Items from a dataset:
((
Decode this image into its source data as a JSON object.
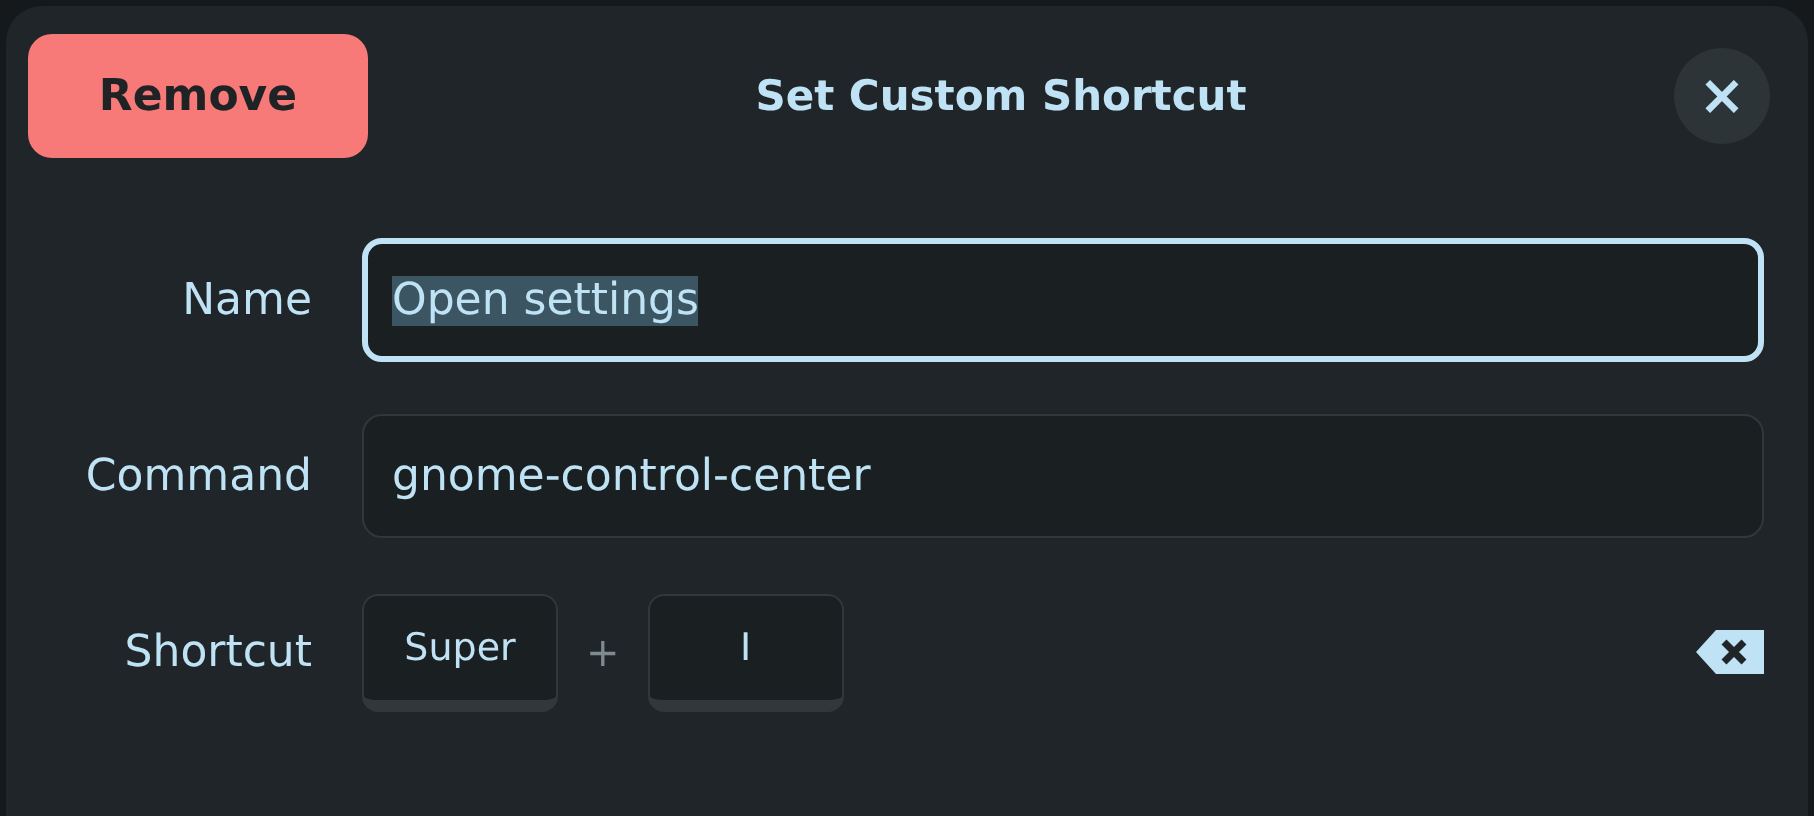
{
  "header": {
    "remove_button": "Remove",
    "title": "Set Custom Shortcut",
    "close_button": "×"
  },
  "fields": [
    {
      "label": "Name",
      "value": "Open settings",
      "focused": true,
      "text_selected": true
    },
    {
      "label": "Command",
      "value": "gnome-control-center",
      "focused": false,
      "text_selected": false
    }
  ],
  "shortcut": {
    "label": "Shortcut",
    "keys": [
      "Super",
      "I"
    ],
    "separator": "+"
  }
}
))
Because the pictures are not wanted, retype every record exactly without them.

Decode this image into its source data as a JSON object.
{
  "header": {
    "remove_button": "Remove",
    "title": "Set Custom Shortcut",
    "close_button": "×"
  },
  "fields": [
    {
      "label": "Name",
      "value": "Open settings",
      "focused": true,
      "text_selected": true
    },
    {
      "label": "Command",
      "value": "gnome-control-center",
      "focused": false,
      "text_selected": false
    }
  ],
  "shortcut": {
    "label": "Shortcut",
    "keys": [
      "Super",
      "I"
    ],
    "separator": "+"
  }
}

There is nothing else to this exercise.